00:18 As well, the catch clause can't really be annotated. You can't say E is possible errors, and then it would do some sort of checking to make sure that's true. Because if we look at this error, then it should say catch clause variable type annotation must be any or unknown if specified. Grim, grim, grim.

00:36 So of course, we can do something like if E instance of syntax error, and then we'll get some logic that sort of specifies, okay, now we can check E.message. That's good. But of course, all of this burden is on the person using your function, not the actual function itself.

00:54 It would be great if we could capture that inside the function. And we kind of can by using a technique that we've seen before, which is the result type. The result type basically is a discriminated union where we can say if success true, then return the data, otherwise success false. And now we can specify the exact type of error that might have occurred.
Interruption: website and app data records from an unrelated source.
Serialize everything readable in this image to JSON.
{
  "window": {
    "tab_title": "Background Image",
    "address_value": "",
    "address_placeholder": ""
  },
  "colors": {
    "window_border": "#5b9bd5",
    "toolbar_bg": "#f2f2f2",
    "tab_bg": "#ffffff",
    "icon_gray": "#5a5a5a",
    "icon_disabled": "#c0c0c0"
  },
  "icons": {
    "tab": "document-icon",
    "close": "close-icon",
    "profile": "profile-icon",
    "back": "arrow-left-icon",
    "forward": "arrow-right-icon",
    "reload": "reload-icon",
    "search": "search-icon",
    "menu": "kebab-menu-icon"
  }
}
01:13 So it could be a syntax error or a DOM exception. And of course, you can have different numbers of these. So you could have, you know, like a type success or type syntax error or type DOM exception to have multiple branches so you could handle each error. And inside here, we're wrapping the whole thing in a try catch. And we're saying if it's a DOM exception, do this.

01:32 If it's a syntax error, do this. Otherwise, we throw and then it gets caught further up. So this sort of gives you, it's obviously a lot more verbose, but it's pretty nice for the person consuming this because it means that you're fairly guaranteed that this function is not going to throw.

01:49 And if it throws, you can handle it in a way that you understand. So yeah, the result type is really the kind of the only way really to handle this kind of errors simply in TypeScript. Otherwise, you're just relying on narrowing things down inside the catch block, which

02:06 is fine too, but there's no way yet of handling or annotating errors that a function throws.